The “Rethinking Interstate Rest Areas” report, authored by Reason’s Robert W. Poole Jr., lists three main factors to bolster a case for why that the ban should be reconsidered:
“One is the large and growing shortage of safe overnight parking for long-distance trucking,” the report states. “A second factor is the trend of state transportation departments to close some of their rest areas, due to budget cuts. And the third is the coming need to charge electric passenger vehicles and trucks and to refuel those powered by nontraditional fuels such as liquified natural gas (LNG) and hydrogen.”
Pennsylvania Turnpike CommissionNATSO, the national group representing truck stops, has long been opposed to rest area commercialization due to the perceived impact it could have on off-highway businesses.
In a letter sent last week by NATSO to DOT Secretary Pete Buttigieg, the group outlined several impacts it believes commercial rest areas would have. According to the letter, commercial rest areas would hurt private businesses, undermine cities and towns, hurt consumers, threaten the livelihood of blind business owners (who are given priority for installing and operating vending machines at interstate rest areas), discourage investment in alternative fuels and constrict truck parking capacity.
On the topic of truck parking expansion, the Reason report notes that while rest area commercialization “would not provide immediate relief of the current parking shortage, it would motivate state DOTs to start planning for expansion and upgrading of their interstate rest areas.”
NATSO argues in its letter to Buttigieg, however, that commercial rest areas would hurt truck parking capacity. “Private truck stops and travel plazas located at the interstate exits provide 90% of all truck parking in the United States, mostly free of charge, and need a healthy business climate to operate and expand,” NATSO said. “When states are permitted to provide commercial services at their rest areas, private businesses either go out of business or, at the least, will not invest in expanded facilities. This will result in a net loss in truck parking capacity.”
NATSO President and CEO Lisa Mullings added that "this deeply-flawed report by the Reason Foundation is part of their ongoing efforts to dismantle the federal government’s role in transportation policy. The report is simply not credible because it omits essential facts and makes false assumptions.”
Mullings noted that highways with commercial rest areas – which are only legal on toll roads that were not developed with federal funding and had service plazas in existence before 1960 – have 70% fewer parking spaces than non-commercialized highways.
She also argued that “rest area 'privatization' expands the role of government and government contractors. It displaces existing businesses who compete across the street from one another at highway exits. It results in higher costs to consumers, and lower quality.”

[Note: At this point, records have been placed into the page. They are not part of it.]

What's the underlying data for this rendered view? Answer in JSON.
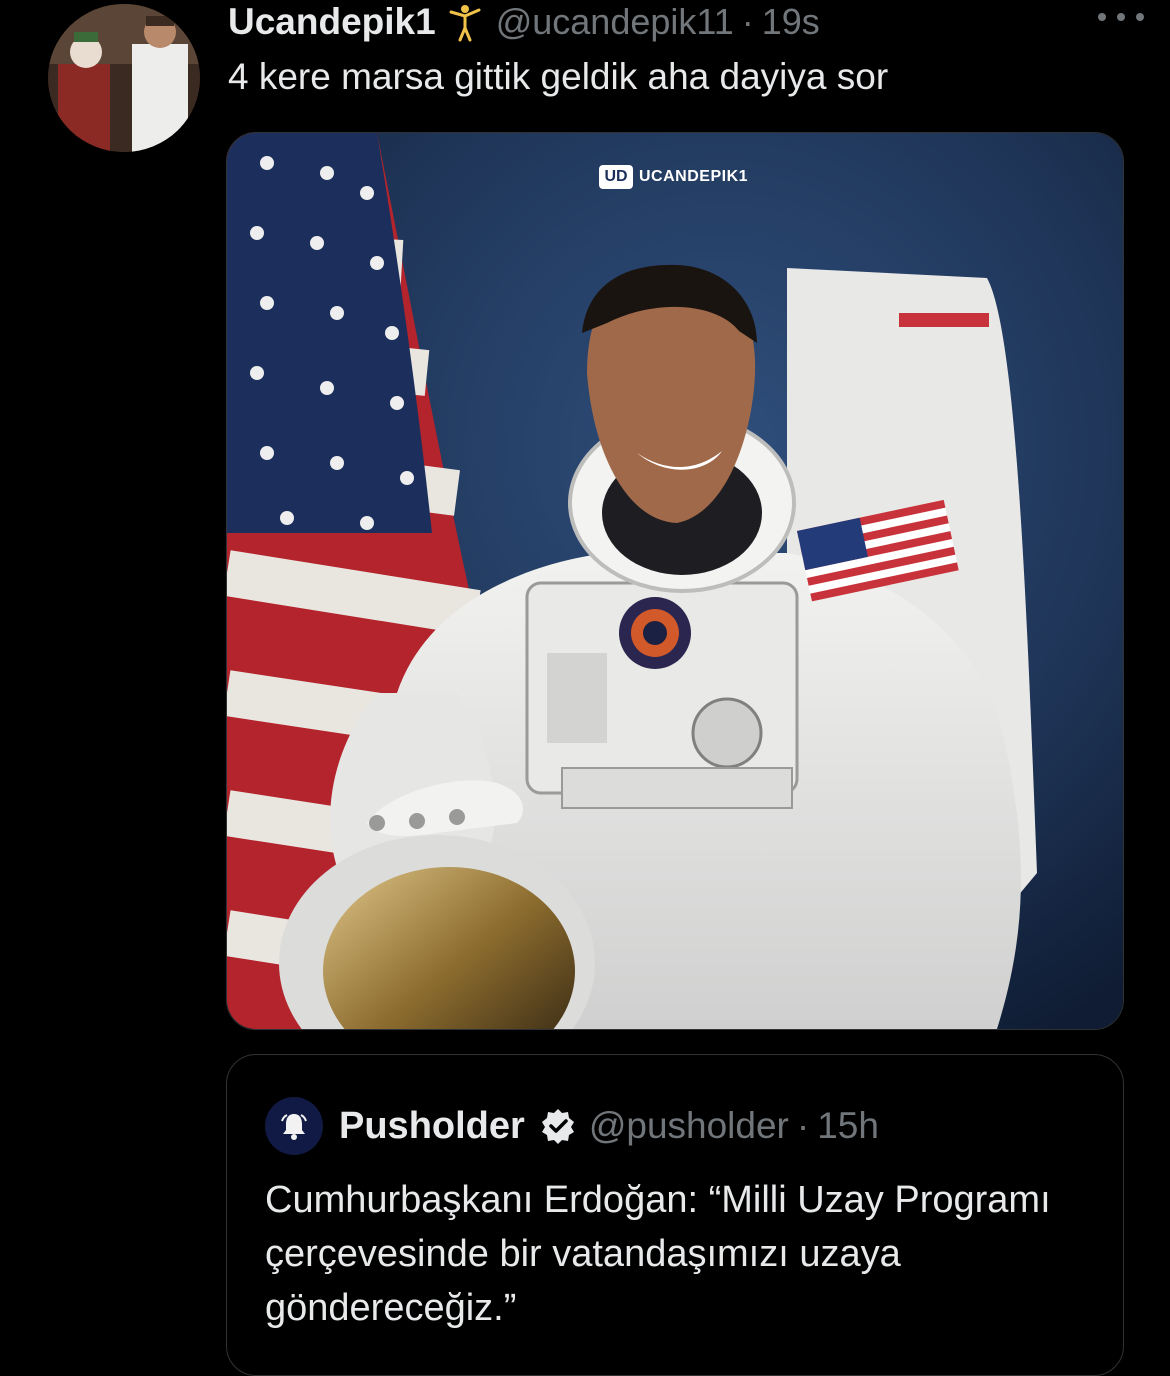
{
  "tweet": {
    "author_name": "Ucandepik1",
    "author_handle": "@ucandepik11",
    "separator": "·",
    "time": "19s",
    "text": "4 kere marsa gittik geldik aha dayiya sor",
    "avatar_icon": "joker-avatar",
    "more_icon": "more-horizontal-icon",
    "media": {
      "watermark_badge": "UD",
      "watermark_text": "UCANDEPIK1",
      "description_icon": "astronaut-photo"
    }
  },
  "quoted_tweet": {
    "author_name": "Pusholder",
    "author_handle": "@pusholder",
    "separator": "·",
    "time": "15h",
    "text": "Cumhurbaşkanı Erdoğan: “Milli Uzay Programı çerçevesinde bir vatandaşımızı uzaya göndereceğiz.”",
    "avatar_icon": "bell-icon",
    "verified_icon": "verified-badge-icon"
  },
  "colors": {
    "background": "#000000",
    "text_primary": "#e7e9ea",
    "text_secondary": "#71767b",
    "border": "#2f3336"
  }
}
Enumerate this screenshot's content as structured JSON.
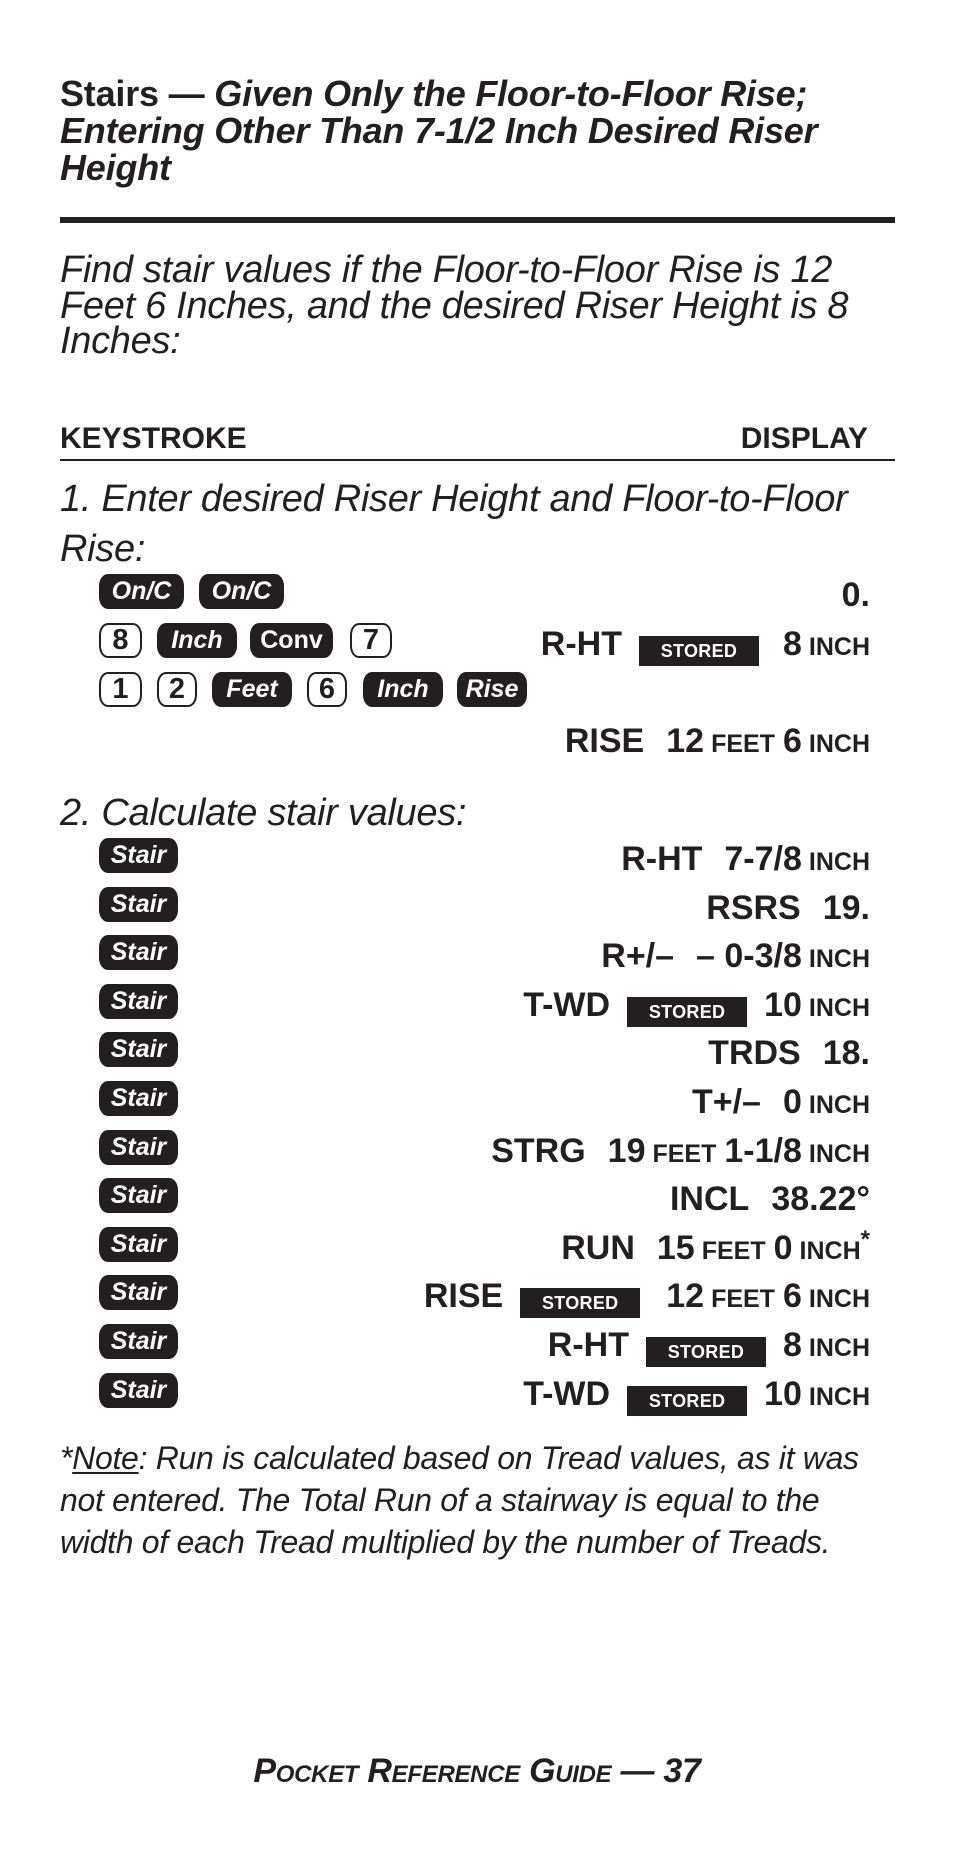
{
  "title": {
    "prefix": "Stairs — ",
    "italic": "Given Only the Floor-to-Floor Rise; Entering Other Than 7-1/2 Inch Desired Riser Height"
  },
  "intro": "Find stair values if the Floor-to-Floor Rise is 12 Feet 6 Inches, and the desired Riser Height is 8 Inches:",
  "columns": {
    "keystroke": "KEYSTROKE",
    "display": "DISPLAY"
  },
  "step1": {
    "label": "1. Enter desired Riser Height and Floor-to-Floor Rise:",
    "rows": [
      {
        "keys": [
          "On/C",
          "On/C"
        ],
        "display": {
          "value": "0."
        }
      },
      {
        "keys": [
          "8",
          "Inch",
          "Conv",
          "7"
        ],
        "display": {
          "label": "R-HT",
          "stored": "STORED",
          "value": "8",
          "unit": "INCH"
        }
      },
      {
        "keys": [
          "1",
          "2",
          "Feet",
          "6",
          "Inch",
          "Rise"
        ]
      },
      {
        "display": {
          "label": "RISE",
          "value": "12",
          "unit": "FEET",
          "value2": "6",
          "unit2": "INCH"
        }
      }
    ]
  },
  "step2": {
    "label": "2. Calculate stair values:",
    "key": "Stair",
    "rows": [
      {
        "label": "R-HT",
        "value": "7-7/8",
        "unit": "INCH"
      },
      {
        "label": "RSRS",
        "value": "19."
      },
      {
        "label": "R+/–",
        "value": "– 0-3/8",
        "unit": "INCH"
      },
      {
        "label": "T-WD",
        "stored": "STORED",
        "value": "10",
        "unit": "INCH"
      },
      {
        "label": "TRDS",
        "value": "18."
      },
      {
        "label": "T+/–",
        "value": "0",
        "unit": "INCH"
      },
      {
        "label": "STRG",
        "value": "19",
        "unit": "FEET",
        "value2": "1-1/8",
        "unit2": "INCH"
      },
      {
        "label": "INCL",
        "value": "38.22°"
      },
      {
        "label": "RUN",
        "value": "15",
        "unit": "FEET",
        "value2": "0",
        "unit2": "INCH",
        "mark": "*"
      },
      {
        "label": "RISE",
        "stored": "STORED",
        "value": "12",
        "unit": "FEET",
        "value2": "6",
        "unit2": "INCH"
      },
      {
        "label": "R-HT",
        "stored": "STORED",
        "value": "8",
        "unit": "INCH"
      },
      {
        "label": "T-WD",
        "stored": "STORED",
        "value": "10",
        "unit": "INCH"
      }
    ]
  },
  "note": {
    "asterisk": "*",
    "label": "Note",
    "text": ": Run is calculated based on Tread values, as it was not entered. The Total Run of a stairway is equal to the width of each Tread multiplied by the number of Treads."
  },
  "footer": "Pocket Reference Guide — 37"
}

The Reason report directly addresses some of the concerns NATSO has voiced over the issue. According to the brief, NATSO believes the commercialization of rest areas would create “state-sanctioned monopolies” along interstate rights-of-way. Poole’s report says the monopoly claim “is a half-truth, at best.”
“Toll road service plazas generally do contract with one gas station provider for the entire system, for a limited number of years,” he says. “But at least some toll roads require fuel prices to be comparable to those away from the toll road.”

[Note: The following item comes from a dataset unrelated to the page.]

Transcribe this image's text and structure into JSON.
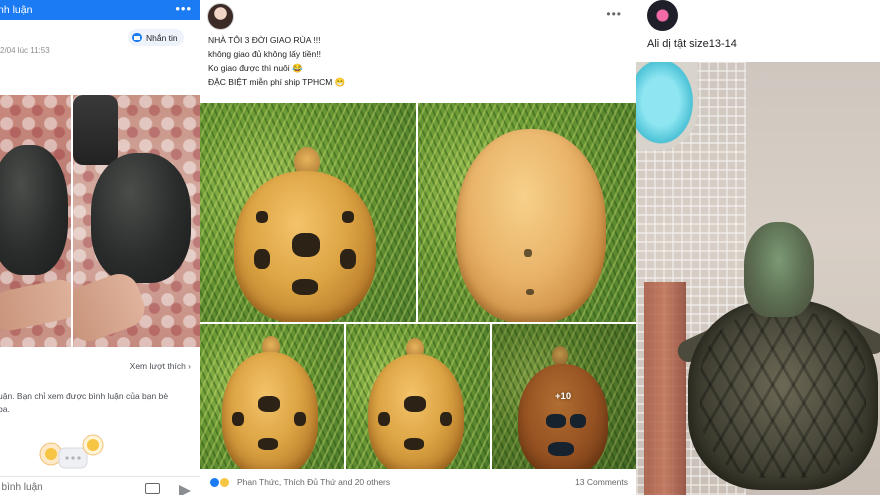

Poole adds that food options, on the other hand, often vary from plaza to plaza.
Mullings referenced a report published in the Eastern Economic Journal in 2004, which found that “consumers face increased prices when there is a government-created monopoly for service providers at rest areas.”
Another concern from NATSO is that commercial services at rest areas would pull customers, jobs and tax revenue away from local businesses, communities and cities, respectively.

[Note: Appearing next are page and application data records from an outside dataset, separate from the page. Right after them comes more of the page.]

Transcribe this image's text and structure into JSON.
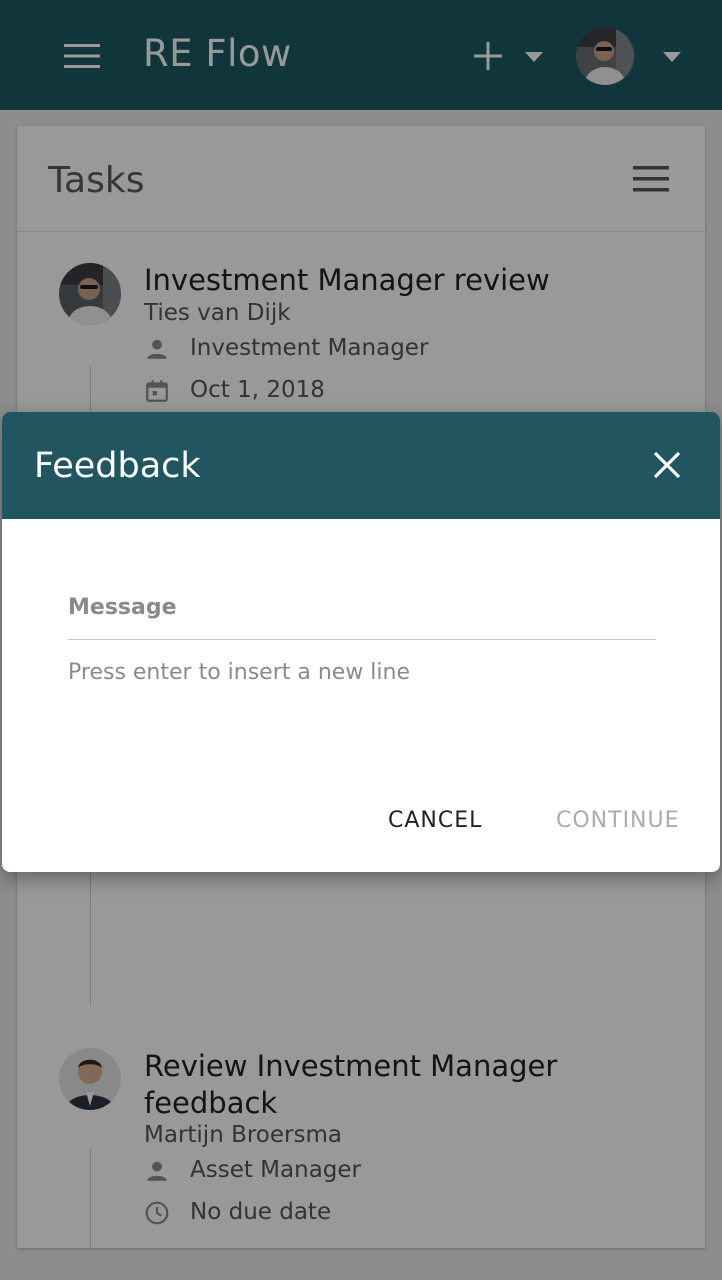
{
  "appbar": {
    "title": "RE Flow",
    "menu_icon": "hamburger-menu-icon",
    "add_icon": "plus-icon",
    "caret_icon": "caret-down-icon",
    "background": "#1c5a63"
  },
  "tasks_card": {
    "title": "Tasks",
    "menu_icon": "list-menu-icon",
    "items": [
      {
        "title": "Investment Manager review",
        "assignee": "Ties van Dijk",
        "role": "Investment Manager",
        "role_icon": "person-icon",
        "date": "Oct 1, 2018",
        "date_icon": "calendar-icon"
      },
      {
        "title": "Review Investment Manager feedback",
        "assignee": "Martijn Broersma",
        "role": "Asset Manager",
        "role_icon": "person-icon",
        "date": "No due date",
        "date_icon": "clock-icon"
      }
    ]
  },
  "dialog": {
    "title": "Feedback",
    "close_icon": "close-icon",
    "message_label": "Message",
    "message_value": "",
    "hint": "Press enter to insert a new line",
    "cancel_label": "CANCEL",
    "continue_label": "CONTINUE",
    "header_color": "#215560"
  }
}
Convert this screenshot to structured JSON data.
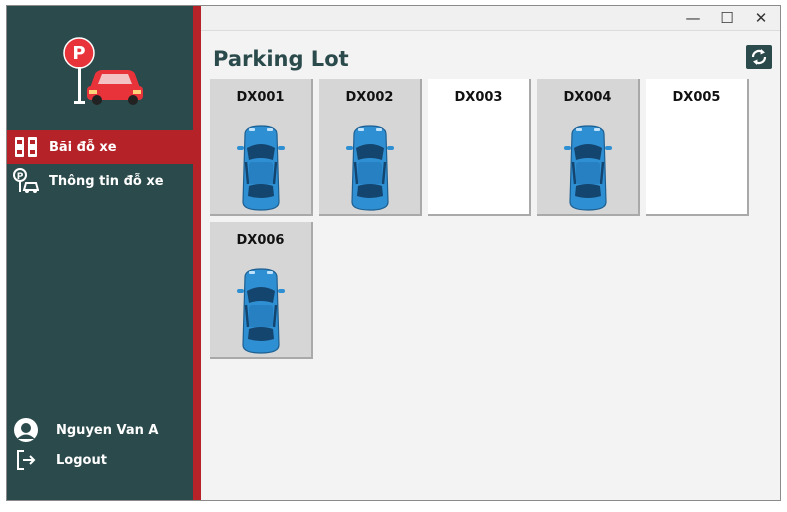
{
  "window": {
    "minimize_glyph": "—",
    "maximize_glyph": "☐",
    "close_glyph": "✕"
  },
  "sidebar": {
    "items": [
      {
        "label": "Bãi đỗ xe",
        "icon": "parking-spaces-icon",
        "active": true
      },
      {
        "label": "Thông tin đỗ xe",
        "icon": "parking-info-icon",
        "active": false
      }
    ],
    "user": {
      "name": "Nguyen Van A",
      "icon": "user-avatar-icon"
    },
    "logout": {
      "label": "Logout",
      "icon": "logout-icon"
    }
  },
  "main": {
    "title": "Parking Lot",
    "refresh_icon": "refresh-icon",
    "slots": [
      {
        "id": "DX001",
        "occupied": true
      },
      {
        "id": "DX002",
        "occupied": true
      },
      {
        "id": "DX003",
        "occupied": false
      },
      {
        "id": "DX004",
        "occupied": true
      },
      {
        "id": "DX005",
        "occupied": false
      },
      {
        "id": "DX006",
        "occupied": true
      }
    ]
  },
  "colors": {
    "sidebar_bg": "#2b4a4b",
    "accent_red": "#b52328",
    "car_blue": "#2f8fd3",
    "occupied_bg": "#d6d6d6",
    "free_bg": "#ffffff"
  }
}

Poole argues that the “competition for gas stations and food purveyors at off-ramps would be with name-brand, tax-paying gas stations and food purveyors at the commercial rest areas.” The report lists 35 name-brand food providers that are located at service plazas along major toll roads, many of which are already located near interstate off-ramps elsewhere.